I had an interesting conversation this morning with one of my closest friends all about illusion. Not the sort that is usually done by magicians or illusionists, but about the sort we create for ourselves. You know, the ones we often called ‘rose tinted glasses’!
Our ‘rose tinted glasses’ ensure that we never really see things for what they are. We put a gloss and a sheen over sets of circumstances, events and conversations that lead us to believe in something that was never actually there in the first place. That doesn’t mean to say, this is always a negative, but it’s sometimes worth acknowledging the benefits of having those same spectacles removed every so often.
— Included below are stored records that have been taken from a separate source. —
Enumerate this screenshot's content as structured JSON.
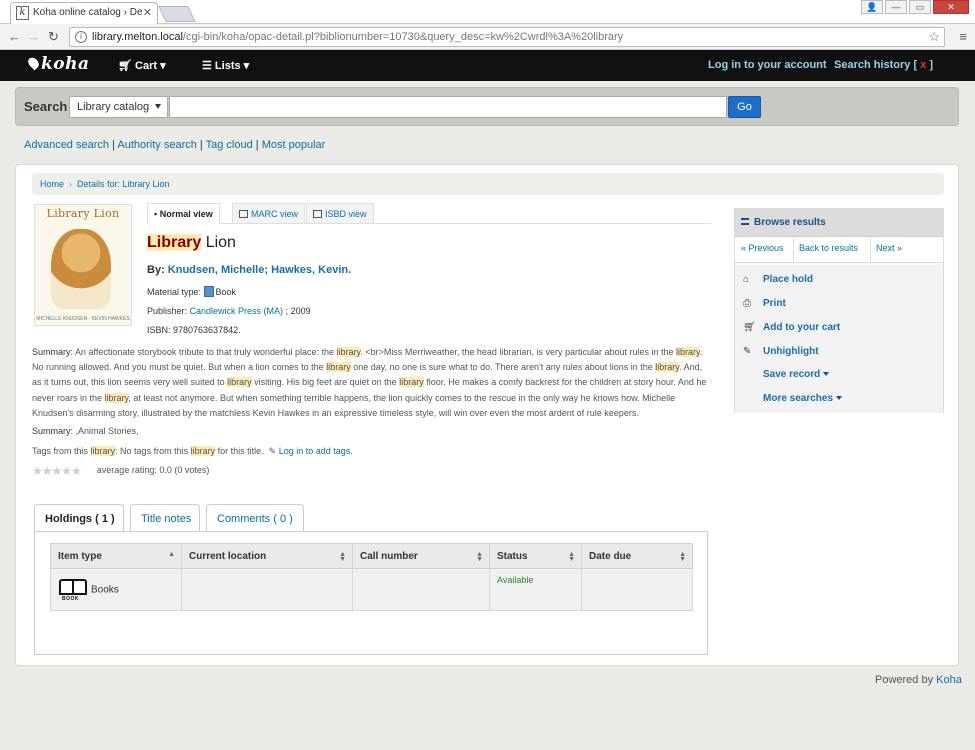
{
  "browser": {
    "tab_title": "Koha online catalog › De",
    "tab_favicon": "k",
    "url_host": "library.melton.local",
    "url_path": "/cgi-bin/koha/opac-detail.pl?biblionumber=10730&query_desc=kw%2Cwrdl%3A%20library"
  },
  "navbar": {
    "logo": "koha",
    "cart": "Cart",
    "lists": "Lists",
    "login": "Log in to your account",
    "search_history": "Search history",
    "history_clear": "x"
  },
  "search": {
    "label": "Search",
    "scope": "Library catalog",
    "go": "Go"
  },
  "more_searches": {
    "advanced": "Advanced search",
    "authority": "Authority search",
    "tag_cloud": "Tag cloud",
    "popular": "Most popular"
  },
  "breadcrumb": {
    "home": "Home",
    "details": "Details for: Library Lion"
  },
  "cover": {
    "title": "Library Lion",
    "credit": "MICHELLE KNUDSEN · KEVIN HAWKES"
  },
  "views": {
    "normal": "Normal view",
    "marc": "MARC view",
    "isbd": "ISBD view"
  },
  "record": {
    "title_hl": "Library",
    "title_rest": " Lion",
    "by_label": "By: ",
    "authors": "Knudsen, Michelle; Hawkes, Kevin.",
    "material_label": "Material type: ",
    "material": "Book",
    "publisher_label": "Publisher: ",
    "publisher": "Candlewick Press (MA)",
    "publisher_year": " ; 2009",
    "isbn_label": "ISBN: ",
    "isbn": "9780763637842.",
    "summary_label": "Summary: ",
    "summary_parts": [
      "An affectionate storybook tribute to that truly wonderful place: the ",
      "library",
      ". <br>Miss Merriweather, the head librarian, is very particular about rules in the ",
      "library",
      ". No running allowed. And you must be quiet. But when a lion comes to the ",
      "library",
      " one day, no one is sure what to do. There aren't any rules about lions in the ",
      "library",
      ". And, as it turns out, this lion seems very well suited to ",
      "library",
      " visiting. His big feet are quiet on the ",
      "library",
      " floor. He makes a comfy backrest for the children at story hour. And he never roars in the ",
      "library",
      ", at least not anymore. But when something terrible happens, the lion quickly comes to the rescue in the only way he knows how. Michelle Knudsen's disarming story, illustrated by the matchless Kevin Hawkes in an expressive timeless style, will win over even the most ardent of rule keepers."
    ],
    "summary2_label": "Summary: ",
    "summary2": ",Animal Stories,",
    "tags_label_a": "Tags from this ",
    "tags_label_hl": "library",
    "tags_label_b": ": No tags from this ",
    "tags_hl2": "library",
    "tags_rest": " for this title.",
    "login_tags": "Log in to add tags.",
    "rating_text": "average rating: 0.0 (0 votes)",
    "rating_value": 0
  },
  "holdings_tabs": {
    "holdings": "Holdings ( 1 )",
    "title_notes": "Title notes",
    "comments": "Comments ( 0 )"
  },
  "holdings_table": {
    "headers": [
      "Item type",
      "Current location",
      "Call number",
      "Status",
      "Date due"
    ],
    "rows": [
      {
        "item_type": "Books",
        "item_icon_label": "BOOK",
        "location": "",
        "call_number": "",
        "status": "Available",
        "date_due": ""
      }
    ]
  },
  "sidebar": {
    "browse": "Browse results",
    "previous": "« Previous",
    "back": "Back to results",
    "next": "Next »",
    "place_hold": "Place hold",
    "print": "Print",
    "add_cart": "Add to your cart",
    "unhighlight": "Unhighlight",
    "save_record": "Save record",
    "more_searches": "More searches"
  },
  "footer": {
    "powered_by": "Powered by ",
    "koha": "Koha"
  },
  "colors": {
    "navbar": "#111111",
    "link": "#0b6fa0",
    "go_button": "#1e6ec7",
    "highlight": "#fbeab4",
    "available": "#2a8a2a"
  }
}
When we remove the spectacles (or when they are removed from our noses by happenstance) we see things clearly. We can see what was, what is and what might have been but isn’t. What we no longer see are the illusions that have been keeping us in a place of denial about the ‘reality’ (if there can ever be such a thing) of a situation. And yet, illusion can also provide wonder, joy and even happiness; at least for a short time anyway.
I suppose my writing is really about what happens when the illusion is removed, the spectacles set aside and clarity is allowed in. What one gets is often not what one expects, and it would be very easy to then look around for an easy target on which pin the blame for our current predicament. But that is hardly fair. That’s the thing about rose tinted glasses, we have to put them on ourselves; no one forces us to and often no one asks us to either.
Do then, we need to blame ourselves? Once again, it would be easy to say we were silly, foolish, wrong; all words that make life harder to bear in the long run because they create a burden of unreasonable responsibility that we can never hope to shift.
My preference then is for a simple acknowledgement. “This is what was, and for many different reasons this was how the world was perceived for a time. it is neither right nor wrong, it just ‘is'”. Acceptance that this is the case, allows us to learn from the experience, file it away in the backpack of our lives and perhaps reflect upon it in the future when we come to a similar (but hopefully not the same) place again. This is a place of true responsibility for ourselves, it is neither blame nor passive acceptance, it is recognising we have a part to play at every decision made and every journey taken. In many ways, this post reminds of that quotation that sat for many years on my mothers study wall.
God, grant me the serenity to accept the things I cannot change; the courage to change the things I can; and the wisdom to know the difference.
I now know that much of my life has been lived in illusion for many years, but that this no longer needs to be the case.